Liminal spaces : Making connections for healthcare professionals
Discovering this paper (on Twitter) by Brown et al (2017) and how elegantly it presents the ambivalent world of people recovering from ME, a contested and controversial condition. Encountering it on social media has led to me feeling compelled to write this blog to see if it elicits some response from other healthcare professionals. As a recovering nurse educator I have been in hiding for a number of years but this paper has encouraged me out of my cave.
I am always drawn to any papers that mention liminality. I came across the work of Turner and Van Gennep nearly 20 years ago when I was researching the experiences of people with diabetes and their encounters with healthcare professionals. I undertook the research as a diabetes specialist nurse as I wanted to understand why I disliked going to the outpatient clinics and wanted to uncover what might be going on for the people with diabetes. I was keen to then unpack what might be expected from healthcare professionals – privileging the voice of the patient rather than assume they ought to “fit in” with the services we delivered. In interviewing people three times over 18 months I began to realise that their experience was of a whole lot of hard work that was all about normalising and making sense of living with diabetes. However just when they thought they had got it sussed and sorted they would go to the clinic and those encounters would then destabilise, and they were made to feel uncertain and doubtful of their ability to “do all the stuff they were supposed to do.”
In my quest for an explanatory framework and a theory to hang my work on I came across the work on transitions and it really helped make sense of what was going on in my data. Unfortunately I never did complete the work and have languished on the “failed to get her doctorate” since 2005 but I have remained intrigued and energised by how the concept of liminality helps make sense of people’s experiences of illness and how the constructs of healthcare amplify and contribute to this state of being “betwixt and between” the world of wellness and illness. The implications for healthcare professionals and healthcare services are enormous and I am interested in how we might create models and frameworks for care giving that acknowledges how liminality can be a difficult place for people to inhabit. It occurs to me that an understanding of this state of being is an important issue and that roles and relationships would be much more supportive and constructive if it was explicitly discussed. Unfortunately contemporary models of healthcare delivery, with local guidelines and all conditions needing to be codified and co modified, makes me suspect that we are making it worse for folk by needing to fit people into diagnostic categories and care pathways. It strikes me that this paper and many others suggest we should be helping to identify individual needs and interventions that will help people achieve their desired outcomes rather than some professional measurements of success. Reading this paper raises so many questions about attitudes and beliefs within healthcare professionals and that it should be important reading for many.

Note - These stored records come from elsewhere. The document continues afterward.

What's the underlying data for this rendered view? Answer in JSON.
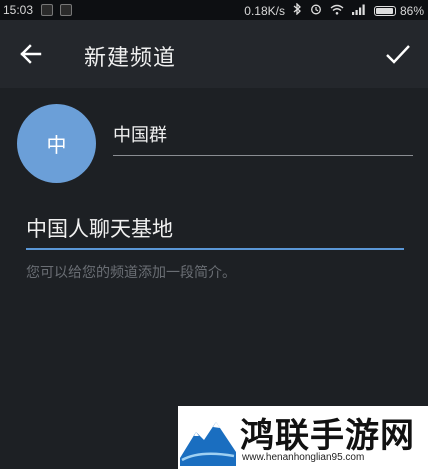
{
  "status_bar": {
    "time": "15:03",
    "net_speed": "0.18K/s",
    "battery": "86%",
    "icons": [
      "bluetooth-icon",
      "alarm-icon",
      "wifi-icon",
      "signal-icon",
      "battery-icon"
    ]
  },
  "toolbar": {
    "title": "新建频道",
    "back_icon": "arrow-left-icon",
    "done_icon": "check-icon"
  },
  "form": {
    "avatar_letter": "中",
    "avatar_color": "#6b9fd8",
    "name_value": "中国群",
    "description_value": "中国人聊天基地",
    "hint": "您可以给您的频道添加一段简介。",
    "accent_color": "#5b97d6"
  },
  "watermark": {
    "title": "鸿联手游网",
    "url": "www.henanhonglian95.com"
  }
}
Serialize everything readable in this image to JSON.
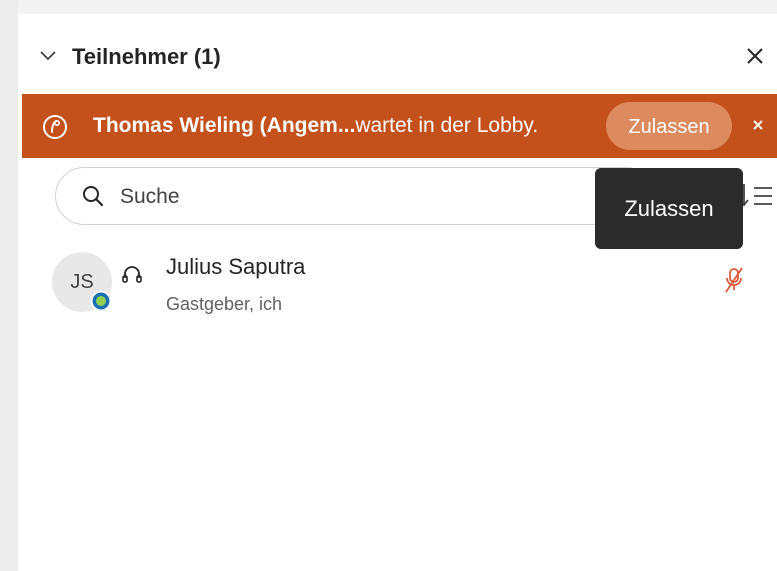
{
  "panel": {
    "title": "Teilnehmer (1)"
  },
  "lobby": {
    "name": "Thomas Wieling (Angem...",
    "message": "wartet in der Lobby.",
    "admit_label": "Zulassen",
    "dismiss_symbol": "×"
  },
  "search": {
    "placeholder": "Suche"
  },
  "tooltip": {
    "text": "Zulassen"
  },
  "participants": [
    {
      "initials": "JS",
      "name": "Julius Saputra",
      "role": "Gastgeber, ich",
      "muted": true
    }
  ],
  "colors": {
    "lobby_banner": "#c4501b",
    "admit_button": "#dc8a5e",
    "muted_mic": "#e05a3a",
    "tooltip": "#2b2b2b"
  },
  "icons": {
    "collapse": "chevron-down-icon",
    "close": "close-icon",
    "lobby": "lobby-clock-icon",
    "search": "search-icon",
    "sort": "sort-icon",
    "device": "headset-icon",
    "mic": "mic-off-icon"
  }
}
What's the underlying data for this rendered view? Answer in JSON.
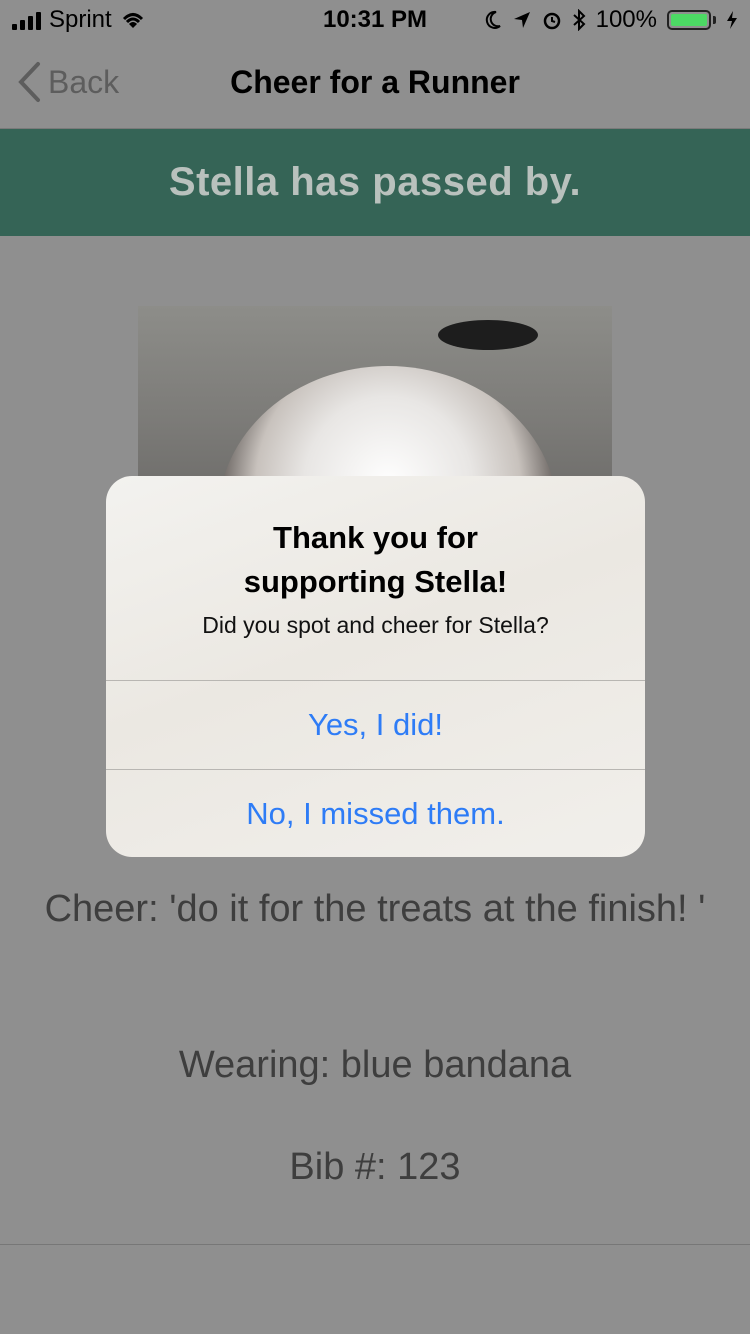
{
  "status_bar": {
    "carrier": "Sprint",
    "time": "10:31 PM",
    "battery_percent": "100%",
    "battery_level": 1.0
  },
  "nav": {
    "back_label": "Back",
    "title": "Cheer for a Runner"
  },
  "banner": {
    "text": "Stella has passed by."
  },
  "details": {
    "cheer": "Cheer: 'do it for the treats at the finish! '",
    "wearing": "Wearing: blue  bandana",
    "bib": "Bib #: 123"
  },
  "alert": {
    "title": "Thank you for supporting Stella!",
    "message": "Did you spot and cheer for Stella?",
    "buttons": [
      {
        "label": "Yes, I did!"
      },
      {
        "label": "No, I missed them."
      }
    ]
  },
  "colors": {
    "banner_bg": "#356456",
    "alert_button_text": "#2e7cf6",
    "dimmed_background": "#8f8f8f"
  }
}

One of the major challenges facing healthcare providers at the moment is the increasing complexity of people’s healthcare needs. Sociological concepts such as liminality help illuminate what might be going on for patients and the challenge is to see how we can shape services that alleviate rather than exacerbate the impact it might have on a person’s wellbeing. Debate and discussion around how we might respond to these insights would be an important next step in relation to shaping services that are more person-centred, more responsive and less likely to intensify uncertainty and ambiguity. It would be great to see imaginative and innovative healthcare professionals share approaches that they have implemented and bring together theory in practice.
Kralik and van Loon’s (2009) work has a great deal of relevance here and I would encourage healthcare professionals to begin to explore connections and associations across research into different conditions. Lateral and creative thinking are key to helping healthcare services develop to help people adapt and adjust to their new lived experience in a way that does not diminish agency and autonomy. I know it is demanding and stressful but I am confident that cross fertilisation of knowledge can make a real difference to how professionals deliver the care they do, and that helping people learn and discuss these issues is important for professional development and effective improvements in services.
I have continued to be excited and energised by how the concept of liminality, transitions and thresholds can make a real difference to making sense of healthcare services for people with long term conditions. Papers like this could make a real difference in adding to the knowledge that professionals might utilise in their practice. However with the cut backs in CPD I do wonder where the conversations might be had that might facilitate the developments that could make a difference for folk.
Sue Spencer is a nurse by professional background and worked for many years as a nurse educator in higher education. She has made a professional commitment to helping people navigate life transitions and is particularly interested in how creative and expressive arts can help facilitate the process. Her professional focus is in working with professionals working with people with life limiting conditions and encouraging a person centred approach that nurtures well-being and fosters agency and autonomy.